§ **PROBLEM DESCRIPTION**: From the listing below, extract each line containing the string "atskaitymai".

§ **DATA LISTING**:

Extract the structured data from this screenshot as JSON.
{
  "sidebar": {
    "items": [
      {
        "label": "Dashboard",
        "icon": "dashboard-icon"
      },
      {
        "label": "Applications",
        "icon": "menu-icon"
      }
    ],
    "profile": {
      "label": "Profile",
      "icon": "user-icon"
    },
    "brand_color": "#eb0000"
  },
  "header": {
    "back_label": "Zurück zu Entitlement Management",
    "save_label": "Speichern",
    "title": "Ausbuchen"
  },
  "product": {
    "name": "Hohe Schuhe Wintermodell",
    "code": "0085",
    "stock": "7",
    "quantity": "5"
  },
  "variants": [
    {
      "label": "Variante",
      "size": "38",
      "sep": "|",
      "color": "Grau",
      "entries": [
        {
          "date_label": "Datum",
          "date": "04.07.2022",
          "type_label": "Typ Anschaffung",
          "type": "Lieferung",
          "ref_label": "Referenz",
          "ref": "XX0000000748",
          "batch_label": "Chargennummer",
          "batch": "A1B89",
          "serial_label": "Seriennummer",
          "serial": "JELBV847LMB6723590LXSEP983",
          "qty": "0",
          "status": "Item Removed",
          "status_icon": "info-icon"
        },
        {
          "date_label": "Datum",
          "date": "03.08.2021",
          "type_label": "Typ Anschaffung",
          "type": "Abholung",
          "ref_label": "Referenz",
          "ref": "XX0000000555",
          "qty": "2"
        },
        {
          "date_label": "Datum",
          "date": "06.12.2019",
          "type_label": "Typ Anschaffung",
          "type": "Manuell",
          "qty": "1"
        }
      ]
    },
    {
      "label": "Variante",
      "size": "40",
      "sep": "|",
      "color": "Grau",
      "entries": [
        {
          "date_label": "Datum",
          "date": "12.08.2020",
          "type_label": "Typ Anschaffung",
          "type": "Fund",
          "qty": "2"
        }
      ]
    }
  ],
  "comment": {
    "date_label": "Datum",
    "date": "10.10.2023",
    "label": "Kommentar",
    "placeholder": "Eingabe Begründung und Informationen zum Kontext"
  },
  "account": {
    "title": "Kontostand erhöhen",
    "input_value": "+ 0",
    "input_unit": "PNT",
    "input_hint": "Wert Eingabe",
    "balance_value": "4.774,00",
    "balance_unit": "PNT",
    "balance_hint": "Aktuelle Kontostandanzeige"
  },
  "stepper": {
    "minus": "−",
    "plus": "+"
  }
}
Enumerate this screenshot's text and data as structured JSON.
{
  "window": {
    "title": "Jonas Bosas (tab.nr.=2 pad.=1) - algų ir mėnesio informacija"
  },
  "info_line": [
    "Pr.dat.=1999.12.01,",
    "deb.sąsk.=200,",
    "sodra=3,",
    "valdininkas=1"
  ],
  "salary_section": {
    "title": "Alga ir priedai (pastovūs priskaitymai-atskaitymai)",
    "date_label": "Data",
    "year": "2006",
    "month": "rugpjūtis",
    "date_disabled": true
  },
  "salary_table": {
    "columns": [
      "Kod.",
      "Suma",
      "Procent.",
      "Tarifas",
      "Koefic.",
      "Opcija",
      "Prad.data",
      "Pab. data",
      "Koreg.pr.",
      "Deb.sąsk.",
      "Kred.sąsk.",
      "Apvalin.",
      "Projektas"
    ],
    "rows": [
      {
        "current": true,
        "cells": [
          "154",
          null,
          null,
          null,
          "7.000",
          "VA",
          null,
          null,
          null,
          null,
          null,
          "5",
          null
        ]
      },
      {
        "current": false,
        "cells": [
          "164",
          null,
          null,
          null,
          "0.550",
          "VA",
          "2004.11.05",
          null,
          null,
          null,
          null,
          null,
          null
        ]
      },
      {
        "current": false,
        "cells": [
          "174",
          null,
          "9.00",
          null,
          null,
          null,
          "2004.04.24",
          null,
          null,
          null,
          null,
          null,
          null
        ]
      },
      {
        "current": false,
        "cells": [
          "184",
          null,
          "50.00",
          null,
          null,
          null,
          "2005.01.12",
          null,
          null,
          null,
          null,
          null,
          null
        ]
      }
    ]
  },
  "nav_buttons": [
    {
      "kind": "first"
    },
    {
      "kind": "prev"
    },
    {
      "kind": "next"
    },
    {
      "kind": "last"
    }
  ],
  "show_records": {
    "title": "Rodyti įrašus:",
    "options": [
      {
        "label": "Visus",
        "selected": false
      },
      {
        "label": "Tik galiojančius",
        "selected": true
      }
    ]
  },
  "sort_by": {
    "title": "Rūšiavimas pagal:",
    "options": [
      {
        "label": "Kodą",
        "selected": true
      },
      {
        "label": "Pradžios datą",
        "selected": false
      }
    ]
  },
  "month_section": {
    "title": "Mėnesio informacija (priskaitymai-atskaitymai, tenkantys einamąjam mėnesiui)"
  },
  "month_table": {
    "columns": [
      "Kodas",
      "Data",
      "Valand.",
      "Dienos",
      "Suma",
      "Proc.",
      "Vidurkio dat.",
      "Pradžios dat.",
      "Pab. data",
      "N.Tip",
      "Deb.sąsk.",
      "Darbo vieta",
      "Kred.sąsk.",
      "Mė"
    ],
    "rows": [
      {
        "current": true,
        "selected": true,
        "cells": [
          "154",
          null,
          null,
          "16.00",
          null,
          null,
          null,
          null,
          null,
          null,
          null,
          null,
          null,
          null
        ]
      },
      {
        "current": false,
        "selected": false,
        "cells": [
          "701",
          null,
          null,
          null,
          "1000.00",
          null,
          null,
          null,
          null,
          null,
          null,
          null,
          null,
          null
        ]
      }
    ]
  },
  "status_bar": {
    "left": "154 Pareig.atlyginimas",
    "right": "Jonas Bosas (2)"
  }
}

§ **EXERCISE SOLUTION**:
    "title": "Alga ir priedai (pastovūs priskaitymai-atskaitymai)",
    "title": "Mėnesio informacija (priskaitymai-atskaitymai, tenkantys einamąjam mėnesiui)"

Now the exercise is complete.